But for whatever reason – despite having an immense box of ornaments near the foot of your side of the bed, you didn’t bother with actually decorating the tree for that last Christmas. There was only one hanging from a branch, and that one because it was electric, powered by one of the miniature light sockets on the strand the branch was wrapped around. In keeping with our various fandoms, it was a replica of a Star Trek craft (a gift from David, my old roommate and best man) that would, when properly nudged, would emit a broadcast of Leonard Nimoy’s voice:
“Shuttlecraft to Enterprise… shuttlecraft to Enterprise. Spock here. Happy holidays. Live long… and prosper.”

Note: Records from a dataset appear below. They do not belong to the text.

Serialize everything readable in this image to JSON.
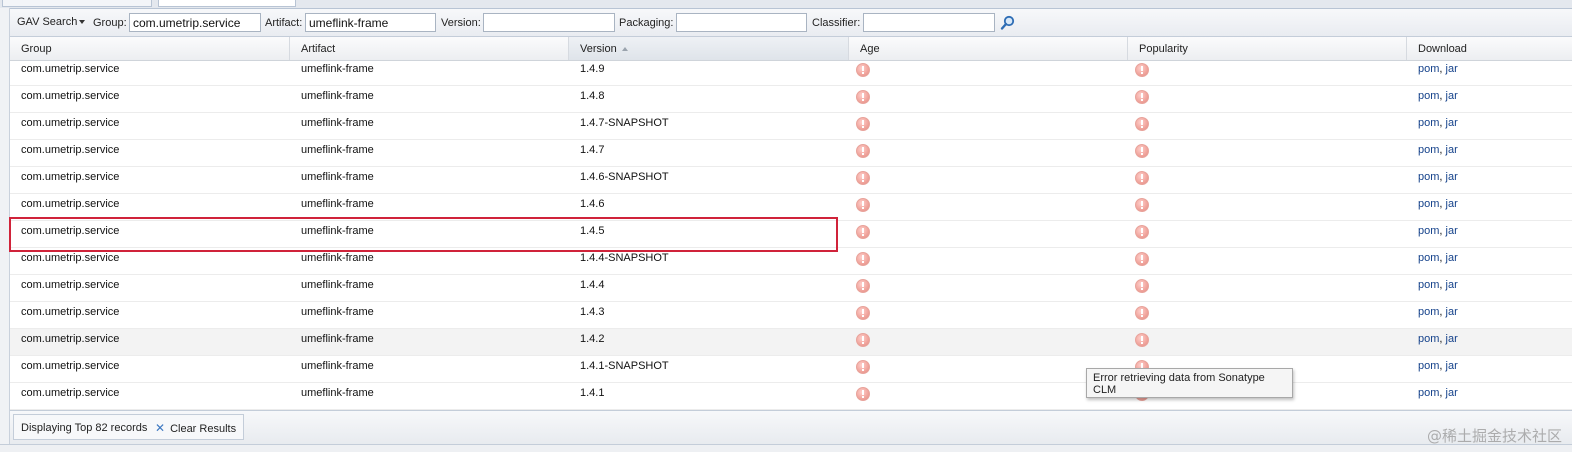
{
  "toolbar": {
    "search_mode": "GAV Search",
    "group_label": "Group:",
    "group_value": "com.umetrip.service",
    "artifact_label": "Artifact:",
    "artifact_value": "umeflink-frame",
    "version_label": "Version:",
    "version_value": "",
    "packaging_label": "Packaging:",
    "packaging_value": "",
    "classifier_label": "Classifier:",
    "classifier_value": "",
    "search_icon": "magnifier-icon"
  },
  "grid": {
    "columns": [
      "Group",
      "Artifact",
      "Version",
      "Age",
      "Popularity",
      "Download"
    ],
    "sorted_column": "Version",
    "sort_direction": "ascending",
    "rows": [
      {
        "group": "com.umetrip.service",
        "artifact": "umeflink-frame",
        "version": "1.4.9",
        "pom": "pom",
        "jar": "jar"
      },
      {
        "group": "com.umetrip.service",
        "artifact": "umeflink-frame",
        "version": "1.4.8",
        "pom": "pom",
        "jar": "jar"
      },
      {
        "group": "com.umetrip.service",
        "artifact": "umeflink-frame",
        "version": "1.4.7-SNAPSHOT",
        "pom": "pom",
        "jar": "jar"
      },
      {
        "group": "com.umetrip.service",
        "artifact": "umeflink-frame",
        "version": "1.4.7",
        "pom": "pom",
        "jar": "jar"
      },
      {
        "group": "com.umetrip.service",
        "artifact": "umeflink-frame",
        "version": "1.4.6-SNAPSHOT",
        "pom": "pom",
        "jar": "jar"
      },
      {
        "group": "com.umetrip.service",
        "artifact": "umeflink-frame",
        "version": "1.4.6",
        "pom": "pom",
        "jar": "jar"
      },
      {
        "group": "com.umetrip.service",
        "artifact": "umeflink-frame",
        "version": "1.4.5",
        "pom": "pom",
        "jar": "jar"
      },
      {
        "group": "com.umetrip.service",
        "artifact": "umeflink-frame",
        "version": "1.4.4-SNAPSHOT",
        "pom": "pom",
        "jar": "jar"
      },
      {
        "group": "com.umetrip.service",
        "artifact": "umeflink-frame",
        "version": "1.4.4",
        "pom": "pom",
        "jar": "jar"
      },
      {
        "group": "com.umetrip.service",
        "artifact": "umeflink-frame",
        "version": "1.4.3",
        "pom": "pom",
        "jar": "jar"
      },
      {
        "group": "com.umetrip.service",
        "artifact": "umeflink-frame",
        "version": "1.4.2",
        "pom": "pom",
        "jar": "jar"
      },
      {
        "group": "com.umetrip.service",
        "artifact": "umeflink-frame",
        "version": "1.4.1-SNAPSHOT",
        "pom": "pom",
        "jar": "jar"
      },
      {
        "group": "com.umetrip.service",
        "artifact": "umeflink-frame",
        "version": "1.4.1",
        "pom": "pom",
        "jar": "jar"
      }
    ],
    "highlighted_row_version": "1.4.5",
    "hovered_row_version": "1.4.2",
    "status_icon": "error-icon",
    "separator": ","
  },
  "tooltip": {
    "text": "Error retrieving data from Sonatype CLM"
  },
  "status": {
    "text": "Displaying Top 82 records",
    "clear_label": "Clear Results",
    "clear_icon": "close-icon"
  },
  "watermark": "@稀土掘金技术社区",
  "colors": {
    "highlight_border": "#d0233a",
    "link": "#15428b",
    "error_icon": "#f0a49c"
  }
}
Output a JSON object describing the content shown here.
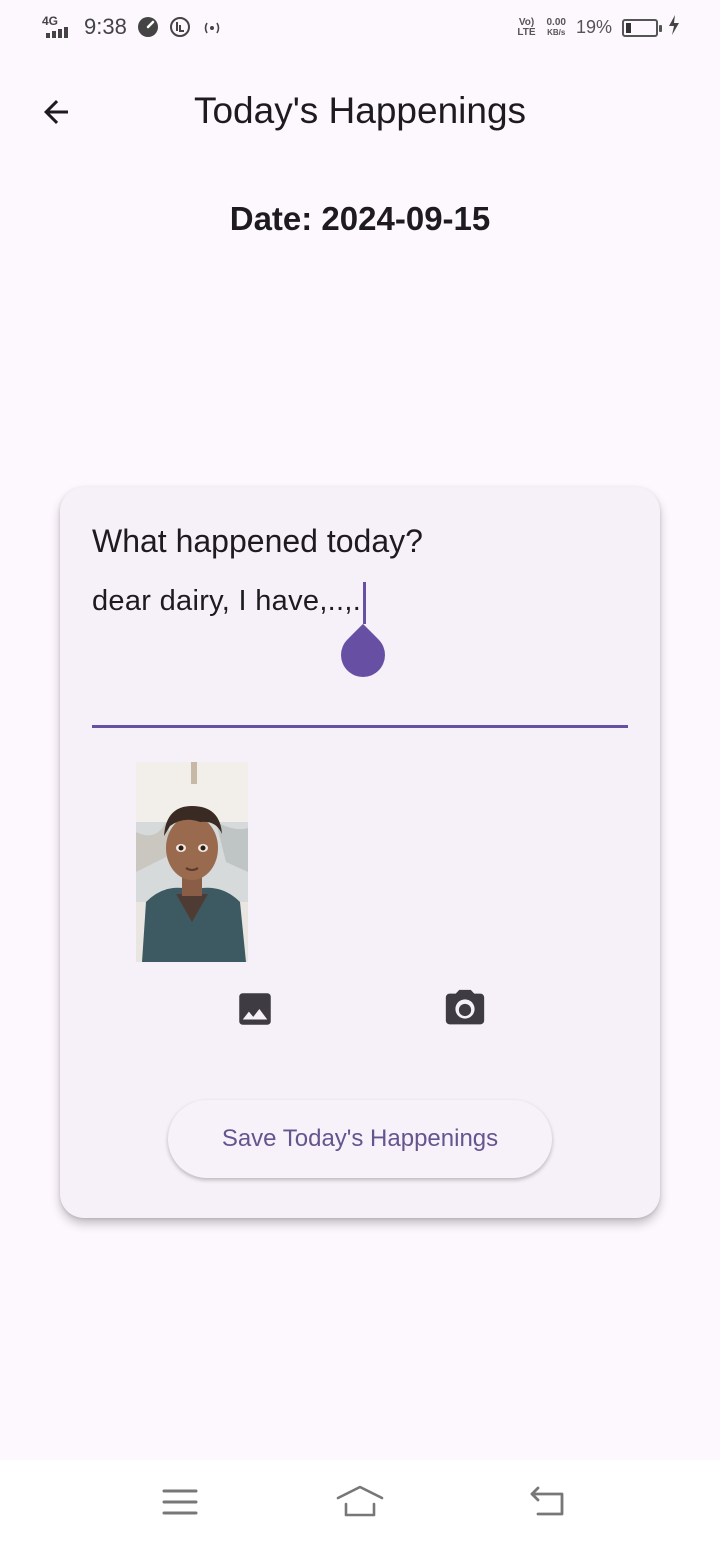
{
  "status_bar": {
    "network": "4G",
    "time": "9:38",
    "volte": "Vo) LTE",
    "speed_value": "0.00",
    "speed_unit": "KB/s",
    "battery_percent": "19%",
    "battery_level": 0.19,
    "icons": [
      "signal-icon",
      "speedometer-icon",
      "vpn-icon",
      "hotspot-icon",
      "battery-icon",
      "charging-icon"
    ]
  },
  "app_bar": {
    "title": "Today's Happenings",
    "back_icon": "arrow-back-icon"
  },
  "date_line": "Date: 2024-09-15",
  "card": {
    "field_label": "What happened today?",
    "field_value": "dear dairy, I have,..,.",
    "accent_color": "#6750a4",
    "gallery_icon": "image-icon",
    "camera_icon": "camera-icon",
    "save_label": "Save Today's Happenings"
  },
  "nav_bar": {
    "icons": [
      "menu-icon",
      "home-icon",
      "back-icon"
    ]
  }
}
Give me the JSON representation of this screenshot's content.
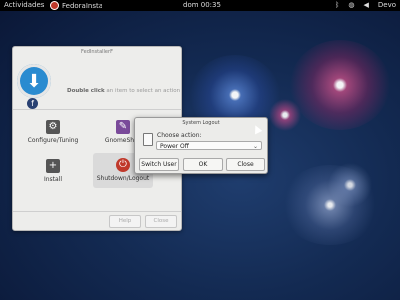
{
  "topbar": {
    "activities": "Actividades",
    "app_name": "FedoraInstallerF",
    "clock": "dom 00:35",
    "user": "Devo"
  },
  "window": {
    "title": "FedInstallerF",
    "hint_bold": "Double click",
    "hint_rest": " an item to select an action",
    "tiles": [
      {
        "label": "Configure/Tuning",
        "icon": "gear-icon"
      },
      {
        "label": "GnomeShell",
        "icon": "gnome-icon"
      },
      {
        "label": "Install",
        "icon": "plus-icon"
      },
      {
        "label": "Shutdown/Logout",
        "icon": "power-icon"
      }
    ],
    "help": "Help",
    "close": "Close"
  },
  "dialog": {
    "title": "System Logout",
    "choose_label": "Choose action:",
    "selected_option": "Power Off",
    "switch_user": "Switch User",
    "ok": "OK",
    "close": "Close"
  }
}
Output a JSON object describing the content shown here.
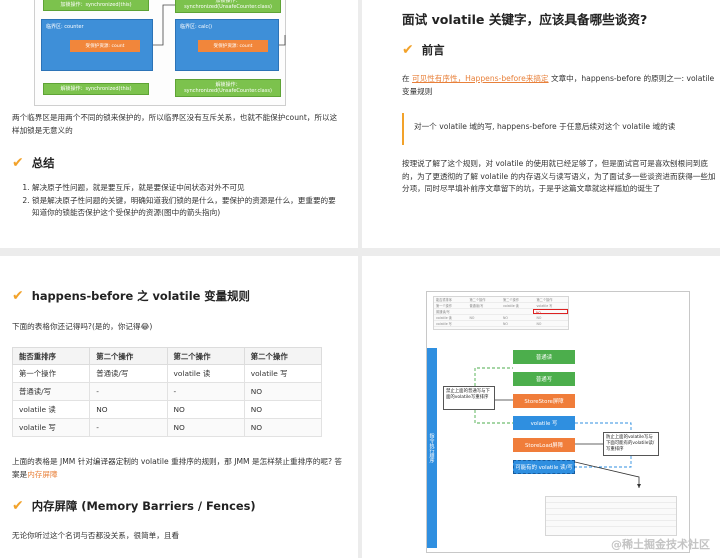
{
  "p1": {
    "diagram": {
      "left_top_bar": "加锁操作：synchronized(this)",
      "right_top_bar": "加锁操作：synchronized(UnsafeCounter.class)",
      "left_box_label": "临界区: counter",
      "right_box_label": "临界区: calc()",
      "left_inner_bar": "受保护资源: count",
      "right_inner_bar": "受保护资源: count",
      "left_bottom_bar": "解锁操作：synchronized(this)",
      "right_bottom_bar": "解锁操作：synchronized(UnsafeCounter.class)"
    },
    "paragraph": "两个临界区是用两个不同的锁来保护的，所以临界区没有互斥关系，也就不能保护count，所以这样加锁是无意义的",
    "summary_heading": "总结",
    "summary_items": [
      "解决原子性问题，就是要互斥，就是要保证中间状态对外不可见",
      "锁是解决原子性问题的关键，明确知道我们锁的是什么，要保护的资源是什么，更重要的要知道你的锁能否保护这个受保护的资源(图中的箭头指向)"
    ]
  },
  "p2": {
    "title": "面试 volatile 关键字，应该具备哪些谈资?",
    "section": "前言",
    "intro_pre": "在 ",
    "intro_link": "可见性有序性，Happens-before来搞定",
    "intro_post": " 文章中，happens-before 的原则之一: volatile变量规则",
    "quote": "对一个 volatile 域的写, happens-before 于任意后续对这个 volatile 域的读",
    "body": "按理说了解了这个规则，对 volatile 的使用就已经足够了，但是面试官可是喜欢刨根问到底的，为了更透彻的了解 volatile 的内存语义与读写语义，为了面试多一些谈资进而获得一些加分项，同时尽早填补前序文章留下的坑，于是乎这篇文章就这样尴尬的诞生了"
  },
  "p3": {
    "heading": "happens-before 之 volatile 变量规则",
    "lead": "下面的表格你还记得吗?(是的，你记得😂)",
    "table": {
      "headers": [
        "能否重排序",
        "第二个操作",
        "第二个操作",
        "第二个操作"
      ],
      "rows": [
        [
          "第一个操作",
          "普通读/写",
          "volatile 读",
          "volatile 写"
        ],
        [
          "普通读/写",
          "-",
          "-",
          "NO"
        ],
        [
          "volatile 读",
          "NO",
          "NO",
          "NO"
        ],
        [
          "volatile 写",
          "-",
          "NO",
          "NO"
        ]
      ]
    },
    "para_pre": "上面的表格是 JMM 针对编译器定制的 volatile 重排序的规则，那 JMM 是怎样禁止重排序的呢? 答案是",
    "para_link": "内存屏障",
    "subheading": "内存屏障 (Memory Barriers / Fences)",
    "tail": "无论你听过这个名词与否都没关系，很简单，且看"
  },
  "p4": {
    "vertical_label": "指令执行顺序",
    "boxes": [
      "普通读",
      "普通写",
      "StoreStore屏障",
      "volatile 写",
      "StoreLoad屏障",
      "可能有的 volatile 读/写"
    ],
    "note_left": "禁止上面的普通写与下面的volatile写重排序",
    "note_right": "防止上面的volatile写与下面可能有的volatile读/写重排序",
    "mini_table_top": [
      [
        "能否重排序",
        "第二个操作",
        "第二个操作",
        "第二个操作"
      ],
      [
        "第一个操作",
        "普通读/写",
        "volatile 读",
        "volatile 写"
      ],
      [
        "普通读/写",
        "",
        "",
        "NO"
      ],
      [
        "volatile 读",
        "NO",
        "NO",
        "NO"
      ],
      [
        "volatile 写",
        "",
        "NO",
        "NO"
      ]
    ],
    "watermark": "@稀土掘金技术社区",
    "colors": {
      "green": "#4cae4c",
      "blue": "#2f8fe0",
      "orange": "#f07d3a"
    }
  }
}
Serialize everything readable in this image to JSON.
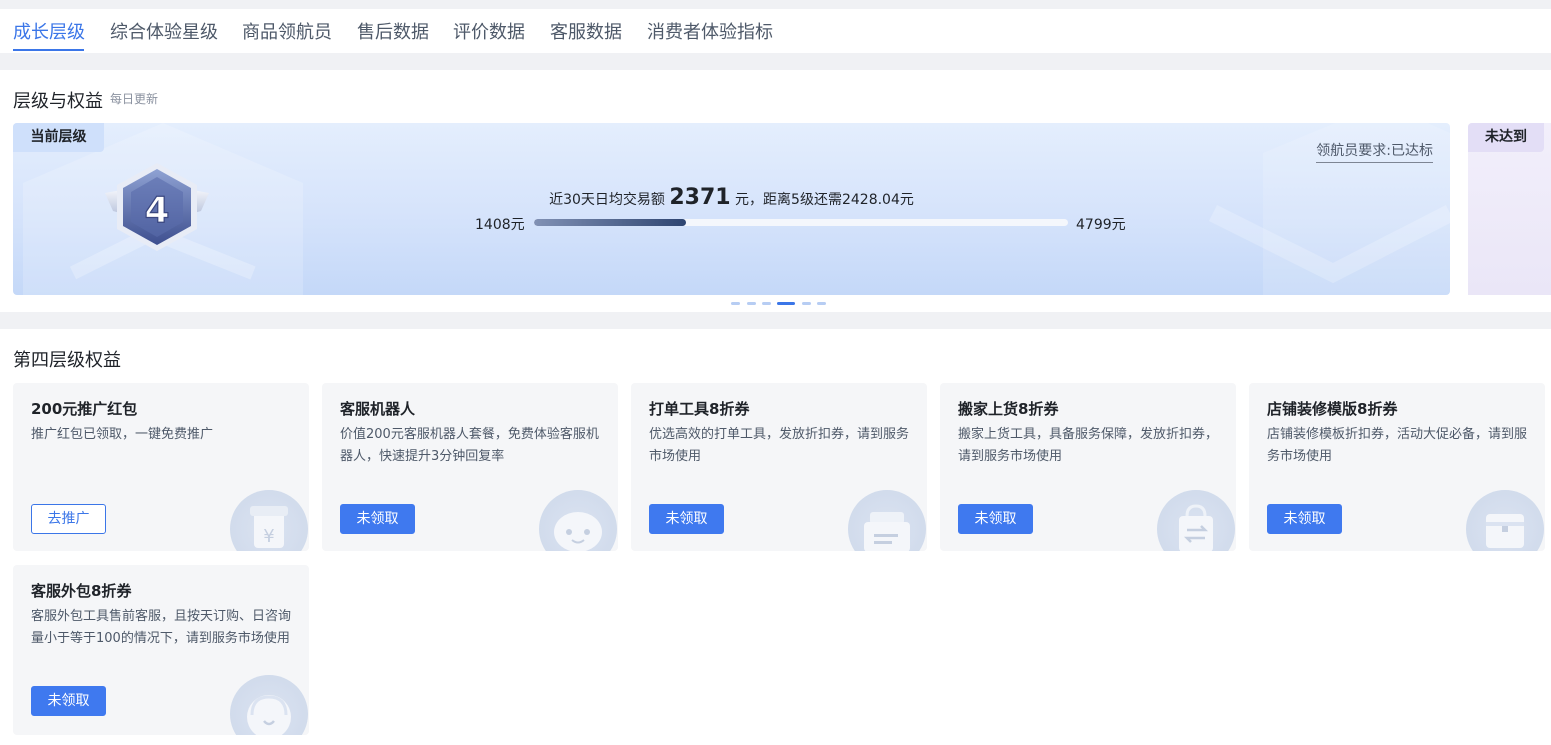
{
  "tabs": [
    {
      "label": "成长层级",
      "active": true
    },
    {
      "label": "综合体验星级"
    },
    {
      "label": "商品领航员"
    },
    {
      "label": "售后数据"
    },
    {
      "label": "评价数据"
    },
    {
      "label": "客服数据"
    },
    {
      "label": "消费者体验指标"
    }
  ],
  "level": {
    "title": "层级与权益",
    "subtitle": "每日更新",
    "current_tag": "当前层级",
    "badge_number": "4",
    "requirement": "领航员要求:已达标",
    "progress_prefix": "近30天日均交易额 ",
    "progress_value": "2371",
    "progress_suffix": " 元，距离5级还需2428.04元",
    "progress_min": "1408元",
    "progress_max": "4799元",
    "progress_fraction": 0.285,
    "next_tag": "未达到",
    "carousel": {
      "count": 6,
      "active_index": 3
    }
  },
  "benefits": {
    "title": "第四层级权益",
    "items": [
      {
        "title": "200元推广红包",
        "desc": "推广红包已领取，一键免费推广",
        "button": "去推广",
        "style": "outline",
        "icon": "red-packet-icon"
      },
      {
        "title": "客服机器人",
        "desc": "价值200元客服机器人套餐，免费体验客服机器人，快速提升3分钟回复率",
        "button": "未领取",
        "style": "primary",
        "icon": "robot-icon"
      },
      {
        "title": "打单工具8折券",
        "desc": "优选高效的打单工具，发放折扣券，请到服务市场使用",
        "button": "未领取",
        "style": "primary",
        "icon": "printer-icon"
      },
      {
        "title": "搬家上货8折券",
        "desc": "搬家上货工具，具备服务保障，发放折扣券，请到服务市场使用",
        "button": "未领取",
        "style": "primary",
        "icon": "shopping-bag-icon"
      },
      {
        "title": "店铺装修模版8折券",
        "desc": "店铺装修模板折扣券，活动大促必备，请到服务市场使用",
        "button": "未领取",
        "style": "primary",
        "icon": "store-template-icon"
      },
      {
        "title": "客服外包8折券",
        "desc": "客服外包工具售前客服，且按天订购、日咨询量小于等于100的情况下，请到服务市场使用",
        "button": "未领取",
        "style": "primary",
        "icon": "headset-icon"
      }
    ]
  },
  "colors": {
    "accent": "#3b76e8",
    "card_bg": "#f5f6f8"
  }
}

Setting aside the incongruity of a Vulcan recognizing an (illogical, as any celebration might be considered by that race) Earth holiday – to say nothing of the fact that Nimoy himself was Jewish, and thus celebrating Christmas would be out of character on a meta basis (although, in fairness, he does say “happy holidays,” so that can be given a pass. Incidentally, I learned only recently that the Vulcan hand gesture was taken from a benedictive gesture performed by the rabbis at his childhood synagogue during prayer. In other words, like with most kids in church, he was looking up when he shouldn’t have been – but if he hadn’t, the world wouldn’t have that iconic greeting) – there was something forlorn about this lone ornament, calling out to a mothership that didn’t exist. Essentially, Spock was sending his greetings into the void of space, seemingly unaware that there was no one there to hear them.
Of course, it could be argued that we were there to hear them, so it wasn’t entirely in vain to broadcast them. On the other hand, Spock himself – or rather, Nimoy – would never be aware of the fact that we’d received them, and with him now gone for nearly eight years (only almost six at the time), the words merely hang there in space, just like the miniature shuttlecraft…
…yeah, I’m not sure I want to think too much more about all that.
I’m sure you’d find so many of my thoughts along these lines to be a bit silly and maudlin, especially since – if you were still here – there’d be no real loss for me to mourn, other than a gifted actor that I’d never met. You often seemed a little puzzled by my similar reaction to Boris Karloff’s final narration at the end of the Grinch cartoon, too, which was for much the same reason. But with you gone, these sorts of things come to mind more often than they should, I suppose. It goes without saying that I wish things were otherwise.
But that’s how it is, and I figured I owed you an explanation as to why, for the second year in a row, I’ve not bothered to get the tree out of the crawlspace in order to ‘deck the halls.’ It’s never been something I’ve done, and I don’t see any reason to start now.
One day, I wonder if your spirit isn’t going to haunt me into putting something up during December; if so, you’ll need to work a little harder at it than you have been.
For now, just keep an eye on Daniel and me, and wish us both luck. We’re going to need it.